Every line of the data below should be repeated exactly, and no picture should be copied.

═════ Information supplied ═════

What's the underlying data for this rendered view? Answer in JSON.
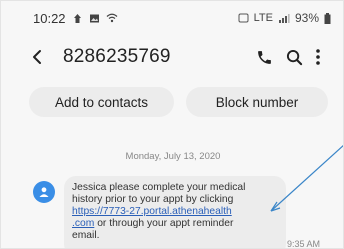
{
  "status_bar": {
    "time": "10:22",
    "network": "LTE",
    "battery": "93%"
  },
  "header": {
    "title": "8286235769",
    "icons": [
      "back-arrow-icon",
      "phone-icon",
      "search-icon",
      "more-vert-icon"
    ]
  },
  "actions": {
    "add_to_contacts": "Add to contacts",
    "block_number": "Block number"
  },
  "conversation": {
    "date": "Monday, July 13, 2020",
    "message": {
      "line1": "Jessica please complete your medical",
      "line2": "history prior to your appt by clicking",
      "link_line1": "https://7773-27.portal.athenahealth",
      "link_line2": ".com",
      "after_link": " or through your appt reminder",
      "line_last": "email.",
      "time": "9:35 AM"
    }
  },
  "colors": {
    "accent": "#3a8ee6",
    "link": "#2a5fb8",
    "bubble": "#ececec"
  }
}
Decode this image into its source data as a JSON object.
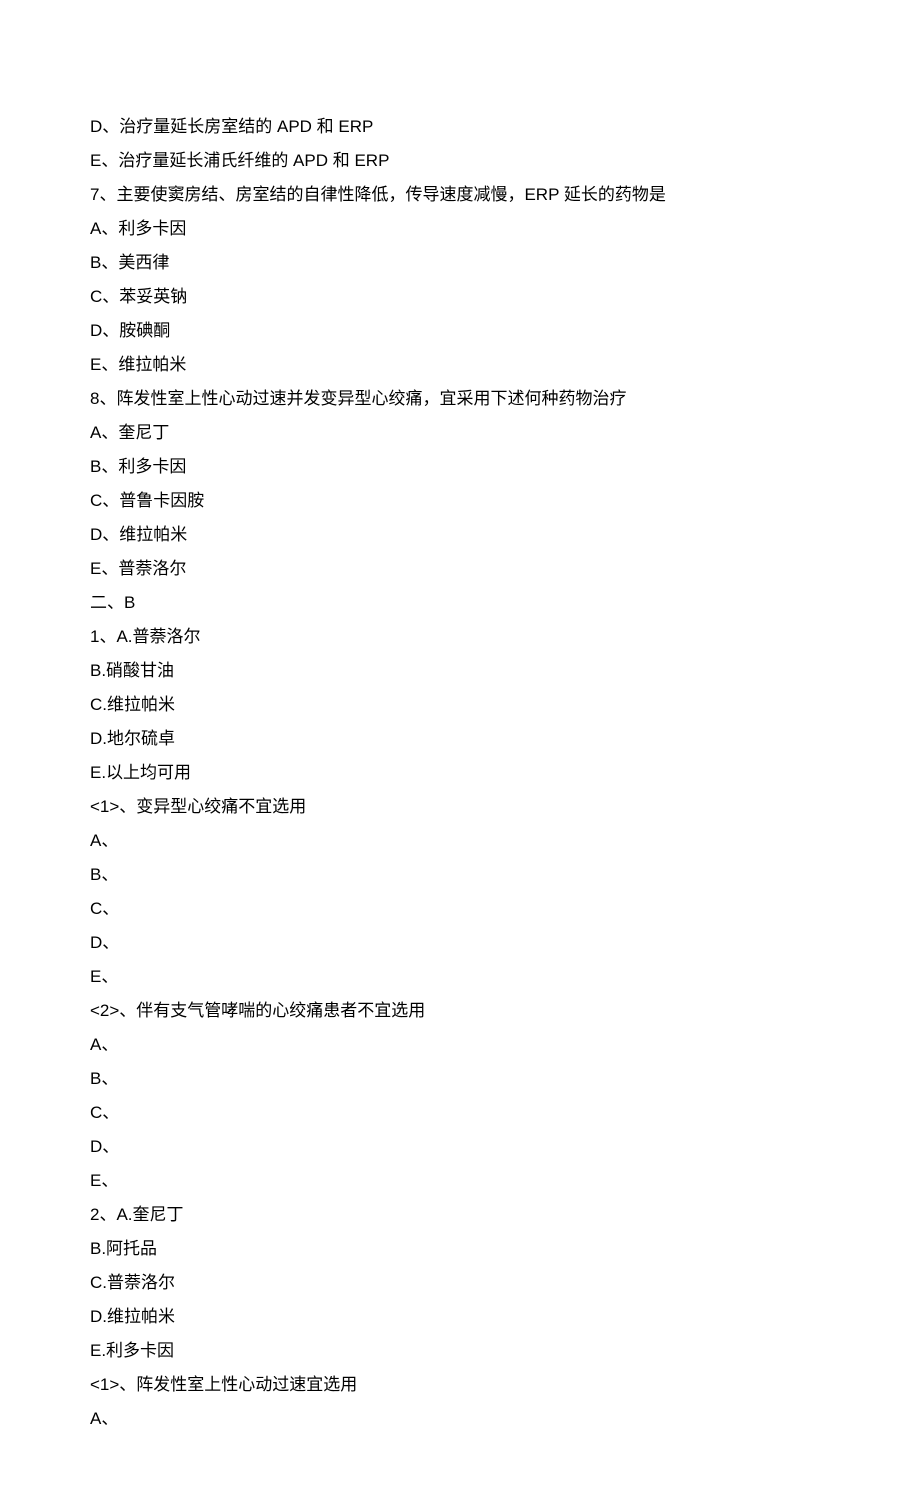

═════

## The completed task
What's the underlying data for this rendered view? Answer in JSON.
{
  "status_bar": {
    "time": "10:22",
    "network": "LTE",
    "battery": "93%"
  },
  "header": {
    "title": "8286235769",
    "icons": [
      "back-arrow-icon",
      "phone-icon",
      "search-icon",
      "more-vert-icon"
    ]
  },
  "actions": {
    "add_to_contacts": "Add to contacts",
    "block_number": "Block number"
  },
  "conversation": {
    "date": "Monday, July 13, 2020",
    "message": {
      "line1": "Jessica please complete your medical",
      "line2": "history prior to your appt by clicking",
      "link_line1": "https://7773-27.portal.athenahealth",
      "link_line2": ".com",
      "after_link": " or through your appt reminder",
      "line_last": "email.",
      "time": "9:35 AM"
    }
  },
  "colors": {
    "accent": "#3a8ee6",
    "link": "#2a5fb8",
    "bubble": "#ececec"
  }
}
Decode this image into its source data as a JSON object.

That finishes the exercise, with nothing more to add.